=== DESCRIPTION OF THE TASK ===
In your answer, copy every entry that follows exactly.

Interface dataset entries
● ● ● ● ● ● ●

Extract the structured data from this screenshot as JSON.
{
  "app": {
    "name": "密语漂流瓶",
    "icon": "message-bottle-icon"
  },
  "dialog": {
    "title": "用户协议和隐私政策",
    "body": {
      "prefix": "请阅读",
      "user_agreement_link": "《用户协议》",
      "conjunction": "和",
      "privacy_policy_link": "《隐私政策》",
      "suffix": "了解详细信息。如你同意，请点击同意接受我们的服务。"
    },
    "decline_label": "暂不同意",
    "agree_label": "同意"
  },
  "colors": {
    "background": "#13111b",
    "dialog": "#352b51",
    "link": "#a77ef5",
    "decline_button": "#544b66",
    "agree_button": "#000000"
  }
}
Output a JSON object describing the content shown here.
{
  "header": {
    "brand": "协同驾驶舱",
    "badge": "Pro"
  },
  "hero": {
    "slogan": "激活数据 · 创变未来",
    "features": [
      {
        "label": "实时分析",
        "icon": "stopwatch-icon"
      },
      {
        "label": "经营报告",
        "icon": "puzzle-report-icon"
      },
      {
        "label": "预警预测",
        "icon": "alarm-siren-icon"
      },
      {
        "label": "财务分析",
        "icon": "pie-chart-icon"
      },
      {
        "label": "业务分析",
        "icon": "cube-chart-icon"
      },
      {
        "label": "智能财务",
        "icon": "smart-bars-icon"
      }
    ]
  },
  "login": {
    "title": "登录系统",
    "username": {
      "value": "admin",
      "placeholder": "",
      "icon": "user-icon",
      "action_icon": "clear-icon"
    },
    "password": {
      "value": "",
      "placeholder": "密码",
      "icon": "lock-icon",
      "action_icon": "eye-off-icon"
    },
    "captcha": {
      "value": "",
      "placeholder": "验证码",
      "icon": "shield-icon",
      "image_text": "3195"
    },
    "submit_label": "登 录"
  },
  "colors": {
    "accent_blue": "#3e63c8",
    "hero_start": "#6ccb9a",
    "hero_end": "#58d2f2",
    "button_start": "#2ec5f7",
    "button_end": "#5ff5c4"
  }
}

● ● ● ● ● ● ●

=== EXERCISE RESULT ===
Extract the structured data from this screenshot as JSON.
{
  "app": {
    "name": "密语漂流瓶",
    "icon": "message-bottle-icon"
  },
  "dialog": {
    "title": "用户协议和隐私政策",
    "body": {
      "prefix": "请阅读",
      "user_agreement_link": "《用户协议》",
      "conjunction": "和",
      "privacy_policy_link": "《隐私政策》",
      "suffix": "了解详细信息。如你同意，请点击同意接受我们的服务。"
    },
    "decline_label": "暂不同意",
    "agree_label": "同意"
  },
  "colors": {
    "background": "#13111b",
    "dialog": "#352b51",
    "link": "#a77ef5",
    "decline_button": "#544b66",
    "agree_button": "#000000"
  }
}
Output a JSON object describing the content shown here.
{
  "header": {
    "brand": "协同驾驶舱",
    "badge": "Pro"
  },
  "hero": {
    "slogan": "激活数据 · 创变未来",
    "features": [
      {
        "label": "实时分析",
        "icon": "stopwatch-icon"
      },
      {
        "label": "经营报告",
        "icon": "puzzle-report-icon"
      },
      {
        "label": "预警预测",
        "icon": "alarm-siren-icon"
      },
      {
        "label": "财务分析",
        "icon": "pie-chart-icon"
      },
      {
        "label": "业务分析",
        "icon": "cube-chart-icon"
      },
      {
        "label": "智能财务",
        "icon": "smart-bars-icon"
      }
    ]
  },
  "login": {
    "title": "登录系统",
    "username": {
      "value": "admin",
      "placeholder": "",
      "icon": "user-icon",
      "action_icon": "clear-icon"
    },
    "password": {
      "value": "",
      "placeholder": "密码",
      "icon": "lock-icon",
      "action_icon": "eye-off-icon"
    },
    "captcha": {
      "value": "",
      "placeholder": "验证码",
      "icon": "shield-icon",
      "image_text": "3195"
    },
    "submit_label": "登 录"
  },
  "colors": {
    "accent_blue": "#3e63c8",
    "hero_start": "#6ccb9a",
    "hero_end": "#58d2f2",
    "button_start": "#2ec5f7",
    "button_end": "#5ff5c4"
  }
}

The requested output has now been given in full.